By Trevor Timm
The Guardian (8/4/15)
Don’t look now, but digital privacy rights are making a major comeback in the United States. Thursday saw the latest in a series of recent victories for those who are against secret and unconstitutional surveillance.
After years of dogged investigations by journalists and relentless pressure by lawyers and advocates, the Justice Department abruptly changed its policy around stingray mass surveillance devices – roving, fake cell phone towers that the FBI and other government agencies use to force all the phones in their vicinity to connect to and feed your personal data. Finally, federal law enforcement will be required to get a judge-signed warrant before using the tool. They’ll have have to delete the data of innocent people immediately, and clearly explain to judges what they’re doing.
Vacumming up information
The extreme secrecy surrounding the government’s use of the tools has been controversial for years, not only since stringrays can vacuum up information on whole neighborhoods at a time, but because the government has been concealing their use from even prosecutors and judges.

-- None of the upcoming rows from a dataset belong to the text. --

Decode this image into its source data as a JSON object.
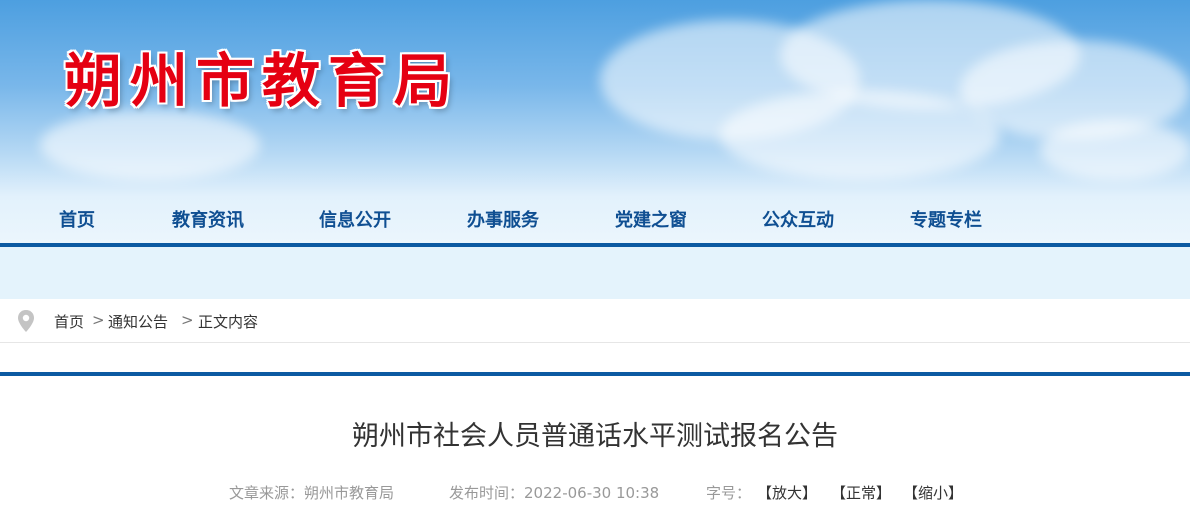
{
  "header": {
    "site_title": "朔州市教育局"
  },
  "nav": {
    "items": [
      "首页",
      "教育资讯",
      "信息公开",
      "办事服务",
      "党建之窗",
      "公众互动",
      "专题专栏"
    ]
  },
  "breadcrumb": {
    "icon": "location-pin-icon",
    "items": [
      "首页",
      "通知公告",
      "正文内容"
    ],
    "separator": ">"
  },
  "article": {
    "title": "朔州市社会人员普通话水平测试报名公告",
    "source_label": "文章来源：",
    "source_value": "朔州市教育局",
    "date_label": "发布时间：",
    "date_value": "2022-06-30 10:38",
    "fontsize_label": "字号：",
    "font_larger": "【放大】",
    "font_normal": "【正常】",
    "font_smaller": "【缩小】"
  },
  "colors": {
    "title_red": "#e50012",
    "nav_blue": "#0f4f92",
    "rule_blue": "#0c5aa2",
    "band": "#e4f3fc"
  }
}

While it’s a significant step up for the Fourth Amendment rights of all Americans, there are still some huge holes: state and local governments don’t have to abide by the rules. It’s also just a policy – not the law, so there’s nothing preventing the Justice Department from changing it again. And there’s a good argument it’s illegal to use them at all, since they can find people inside private homes without getting a warrant for each house they search. But given that up until recently, the FBI wouldn’t even publicly acknowledge stingrays existed – let alone require a warrant – this is a huge win.
Despite critics often snidely proclaiming to civil liberties activists that “privacy is dead,” the opposite is true. In the past two years, digital privacy rights in the US have markedly improved and the stingray case is only the latest example.
Thank Snowden for some hopeful progress
Two years ago, the cops could look at the contents of your cell phone without a warrant if they arrested you, the NSA could track your calls and map all our contacts without an individual court order, and the FBI could use stingrays to suck up the cell phone data of hundreds of innocent people at the same time.
Now all of those activities are forbidden. The Supreme Court ruled police need a warrant to get into the cell phone of the approximately 12 million people that are arrested each year. Congress passed the USA Freedom Act, which will force the NSA to go to the Fisa court each time it wants to data mine an American’s cell phone records. And now, stingrays require a warrant.
That’s not all: Since the Snowden revelations, judges have gotten more discerning of law enforcement surveillance requests (the Washington Post called it “the magistrate’s revolt”) and large tech companies have also gotten a lot more skeptical when dealing with the government, pushing back on spying requests, challenging them more in court and beefing up their encryption.
Battle not yet won
That’s not to say the battle is even close to won. The government is constantly trying to find new ways to warrantlessly track Americans and foreigners alike, whether it’s with license plate readers, facial recognition, or next-generation cell phone location trackers with ominous sounding names like Jugular and Lone Wolf. The NSA remains largely unrestrained. Corporations also continually are finding new and hard-to-detect ways of mapping our web habits. And even the reforms mentioned above are fairly mild and don’t go nearly far enough.
But with sunlight forced upon law enforcement by journalists, whistleblowers and activists, coupled with legal pressure from civil liberties groups, it is undoubtedly having an effect. If privacy was ever dead, it is now unquestionably rising from the grave.